It’s becoming tradition to re-post this on the first day of spring, and even though I’m far from home this year, we won’t disappoint.
Before I did this project myself, I did some research. I found a reputable source that recommended putting yarn scraps out for the birds (no less august an institution than The Cornell Lab of Ornithology has posted about this very thing.) I also talked to my local Audubon Society to get their approval.
Below is the original post, with a few changes I have made over the years as I learned more about nesting material and an update to reflect what 2014 spring will bring.
Today is one of my very favorite days of the year. Today we celebrate surviving another cold and gloomy winter, even though it doesn’t much look like spring at the moment:

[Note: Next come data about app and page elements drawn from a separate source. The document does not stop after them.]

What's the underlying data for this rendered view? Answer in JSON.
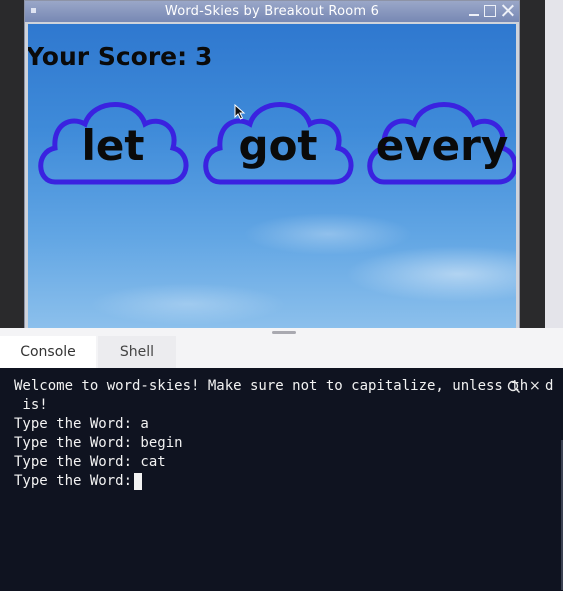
{
  "window": {
    "title": "Word-Skies by Breakout Room 6"
  },
  "game": {
    "score_label": "Your Score:",
    "score_value": "3",
    "clouds": [
      {
        "word": "let"
      },
      {
        "word": "got"
      },
      {
        "word": "every"
      }
    ]
  },
  "tabs": {
    "console": "Console",
    "shell": "Shell",
    "active": "Console"
  },
  "console": {
    "lines": [
      "Welcome to word-skies! Make sure not to capitalize, unless th",
      " is!",
      "Type the Word: a",
      "Type the Word: begin",
      "Type the Word: cat",
      "Type the Word: "
    ],
    "trailing_char": "d",
    "close_glyph": "×"
  },
  "colors": {
    "cloud_outline": "#3a22e0",
    "sky_top": "#2f78cf",
    "console_bg": "#0f1320"
  },
  "icons": {
    "window_menu": "window-menu-icon",
    "minimize": "minimize-icon",
    "maximize": "maximize-icon",
    "close": "close-icon",
    "search": "search-icon",
    "mouse_pointer": "mouse-pointer-icon"
  }
}
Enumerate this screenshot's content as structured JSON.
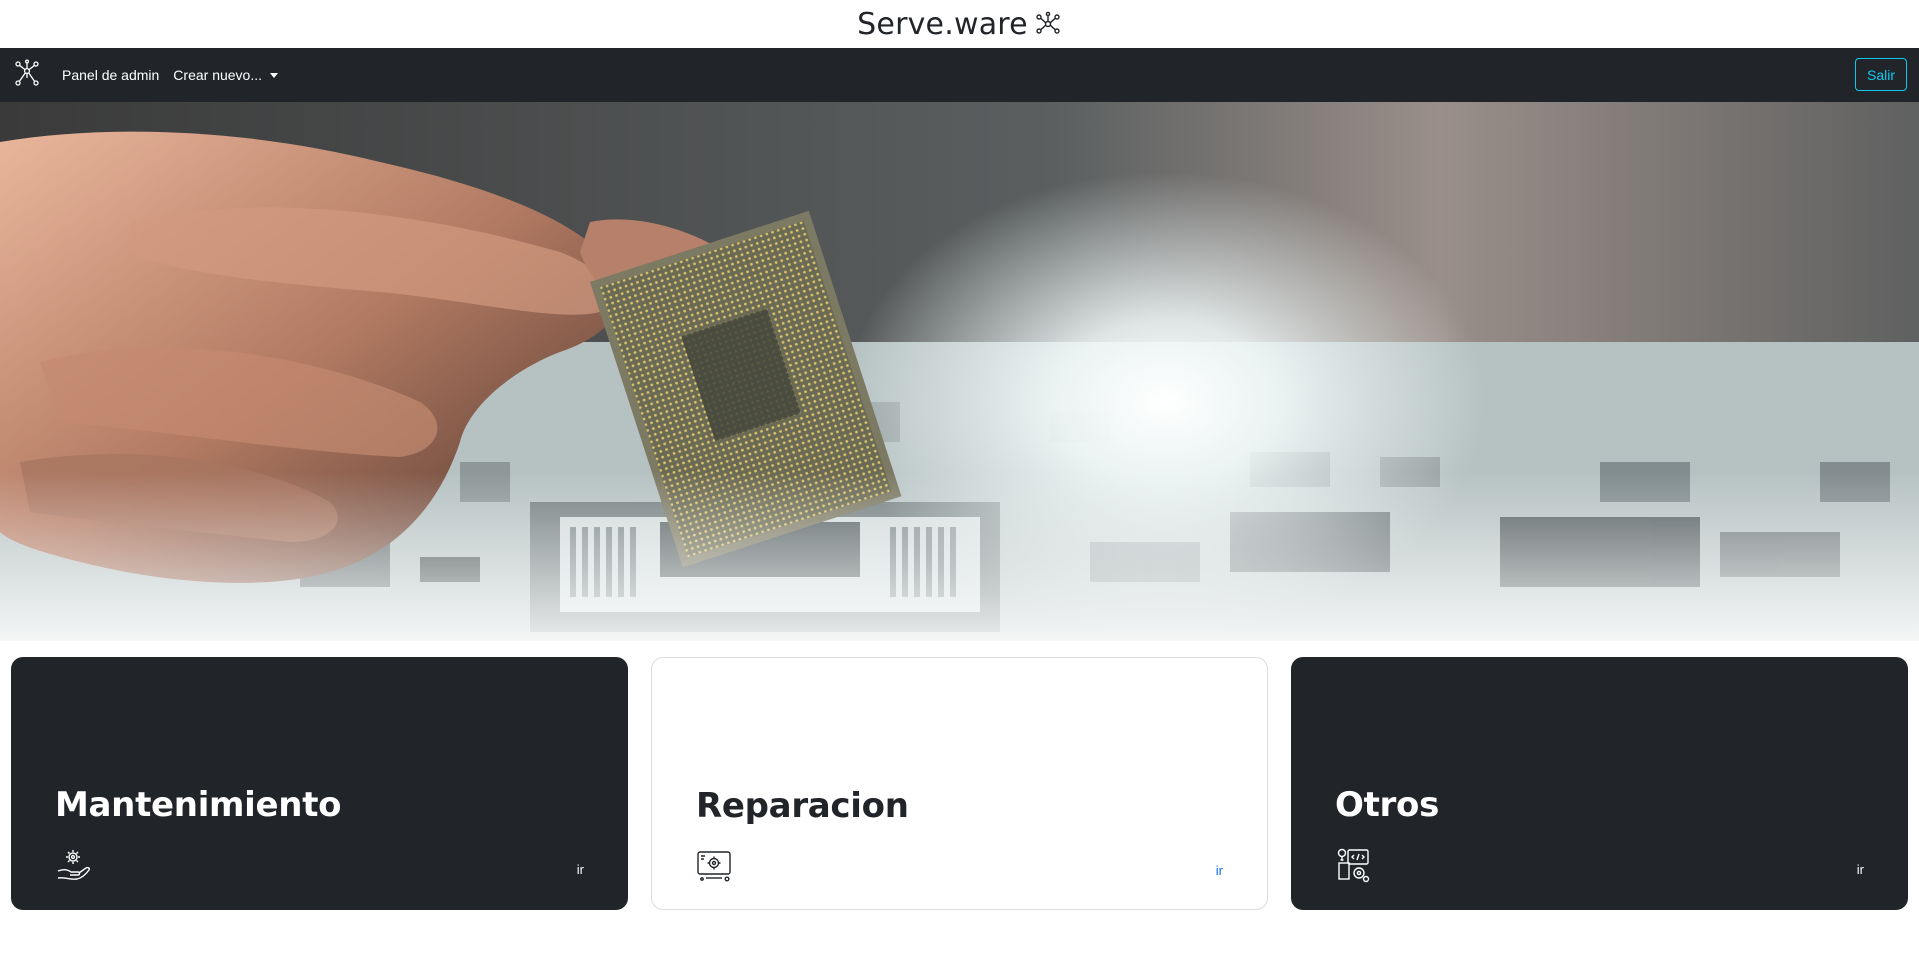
{
  "brand": {
    "title": "Serve.ware",
    "icon": "network-nodes-icon"
  },
  "navbar": {
    "logo_icon": "network-nodes-icon",
    "admin_link": "Panel de admin",
    "create_dropdown": "Crear nuevo...",
    "logout_button": "Salir"
  },
  "hero": {
    "image": "hand-holding-cpu-over-circuit-board"
  },
  "cards": [
    {
      "title": "Mantenimiento",
      "icon": "maintenance-hand-gear-icon",
      "link": "ir",
      "theme": "dark"
    },
    {
      "title": "Reparacion",
      "icon": "repair-monitor-gear-icon",
      "link": "ir",
      "theme": "light"
    },
    {
      "title": "Otros",
      "icon": "other-tools-icon",
      "link": "ir",
      "theme": "dark"
    }
  ],
  "colors": {
    "navbar_bg": "#212529",
    "card_dark_bg": "#212529",
    "outline_info": "#0dcaf0",
    "link_blue": "#0d6efd"
  }
}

(Thanks for the photo, Amy! I saw snowy Colorado this week instead.)
At the farm we are eagerly anticipating a new arrival of goslings and watching to see if ewes start to show fuller mid-sections, hinting at the lambs that are due over a month away. Spring is a magical time. A time of promise and new beginnings.

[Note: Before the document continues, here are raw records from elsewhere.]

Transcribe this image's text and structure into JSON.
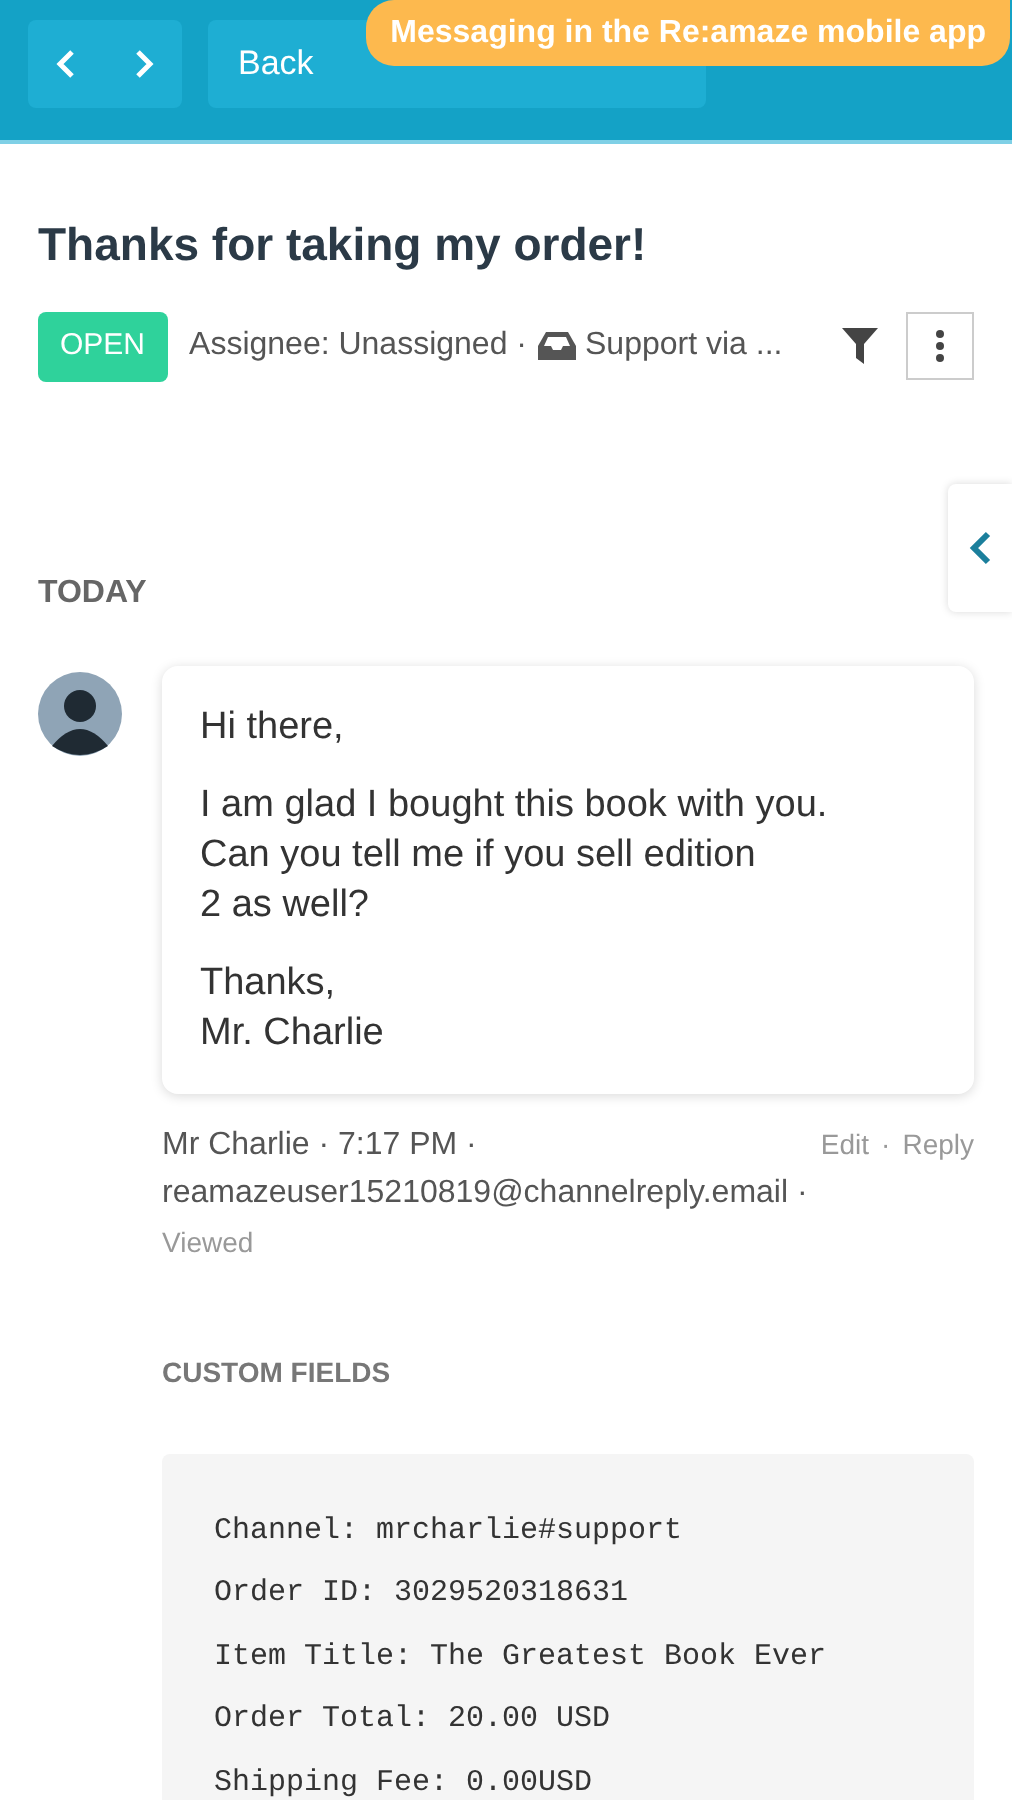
{
  "toolbar": {
    "actions": [
      "Back"
    ]
  },
  "banner": "Messaging in the Re:amaze mobile app",
  "conversation": {
    "title": "Thanks for taking my order!",
    "status": "OPEN",
    "meta": "Assignee: Unassigned ·",
    "channel": "Support via ..."
  },
  "day_label": "TODAY",
  "message": {
    "paragraphs": [
      [
        "Hi there,"
      ],
      [
        "I am glad I bought this book with you.",
        "Can you tell me if you sell edition",
        "2 as well?"
      ],
      [
        "Thanks,",
        "Mr. Charlie"
      ]
    ],
    "byline": "Mr Charlie · 7:17 PM ·",
    "email": "reamazeuser15210819@channelreply.email ·",
    "edit": "Edit",
    "separator": "·",
    "reply": "Reply",
    "receipt": "Viewed"
  },
  "custom_fields": {
    "heading": "CUSTOM FIELDS",
    "lines": [
      "Channel: mrcharlie#support",
      "Order ID: 3029520318631",
      "Item Title: The Greatest Book Ever",
      "Order Total: 20.00 USD",
      "Shipping Fee: 0.00USD"
    ]
  }
}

This year I won’t be able to do this project today, like I traditionally do, but I eagerly look forward to retuning home so I can. It’s crazy easy, so easy that you could do it with even the smallest of children, inexpensive and environmentally friendly to boot.

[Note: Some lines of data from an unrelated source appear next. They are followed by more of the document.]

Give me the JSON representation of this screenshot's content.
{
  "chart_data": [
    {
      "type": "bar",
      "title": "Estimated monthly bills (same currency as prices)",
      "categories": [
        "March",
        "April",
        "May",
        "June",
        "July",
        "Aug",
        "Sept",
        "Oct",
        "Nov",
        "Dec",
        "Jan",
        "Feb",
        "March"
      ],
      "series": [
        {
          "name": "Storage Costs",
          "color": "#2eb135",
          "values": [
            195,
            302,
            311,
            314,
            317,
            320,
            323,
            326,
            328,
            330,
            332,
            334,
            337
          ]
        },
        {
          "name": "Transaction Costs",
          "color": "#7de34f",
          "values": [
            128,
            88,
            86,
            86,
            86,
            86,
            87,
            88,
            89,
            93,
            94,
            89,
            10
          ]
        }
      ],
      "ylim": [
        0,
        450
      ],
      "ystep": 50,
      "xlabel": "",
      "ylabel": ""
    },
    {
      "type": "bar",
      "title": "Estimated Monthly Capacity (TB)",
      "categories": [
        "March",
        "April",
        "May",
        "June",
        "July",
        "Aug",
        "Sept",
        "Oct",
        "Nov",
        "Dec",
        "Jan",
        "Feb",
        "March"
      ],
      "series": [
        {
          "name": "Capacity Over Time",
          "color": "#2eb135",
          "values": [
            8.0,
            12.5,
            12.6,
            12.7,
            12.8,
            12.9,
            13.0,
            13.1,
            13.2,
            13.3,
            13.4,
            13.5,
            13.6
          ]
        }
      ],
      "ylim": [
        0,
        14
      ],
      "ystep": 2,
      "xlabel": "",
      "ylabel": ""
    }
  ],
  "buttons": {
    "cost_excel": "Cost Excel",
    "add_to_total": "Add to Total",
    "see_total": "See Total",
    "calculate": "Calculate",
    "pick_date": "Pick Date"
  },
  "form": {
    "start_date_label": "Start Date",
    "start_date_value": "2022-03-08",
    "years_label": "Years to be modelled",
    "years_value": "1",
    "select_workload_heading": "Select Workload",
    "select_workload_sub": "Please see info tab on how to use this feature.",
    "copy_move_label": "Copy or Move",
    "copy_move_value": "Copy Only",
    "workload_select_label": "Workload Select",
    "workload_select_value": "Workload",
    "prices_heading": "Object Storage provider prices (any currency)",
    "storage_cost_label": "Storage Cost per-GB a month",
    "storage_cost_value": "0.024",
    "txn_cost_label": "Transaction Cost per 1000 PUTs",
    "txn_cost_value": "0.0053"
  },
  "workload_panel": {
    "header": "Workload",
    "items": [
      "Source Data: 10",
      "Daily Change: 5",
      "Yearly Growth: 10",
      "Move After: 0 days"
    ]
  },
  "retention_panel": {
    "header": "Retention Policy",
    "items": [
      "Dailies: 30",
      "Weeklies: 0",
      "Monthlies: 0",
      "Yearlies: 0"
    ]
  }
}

You will need:
A cheap bird suet feeder. I got this one at Tractor Supply for $1.99.
A couple of handfuls of yarn scraps, cut into 3-6 inch lengths. (I only knit with natural fibers, so that’s what my yarn scraps are made of. It might not be a good idea to use acrylic yarn scraps, as they may not remain warm when wet.)
Put the scraps in your suet feeder and voila! You’ve just provided nesting materials for all the birds in your area.
I’ve been doing this for years and I never fail to feel a thrill when I see a bright strand of yarn carefully woven into a bird’s nest. You can also fill your suet feeder with raw fleece, if you have any handy. In the past, our beloved Ernie’s fleece scraps have always been particularly popular with the birds.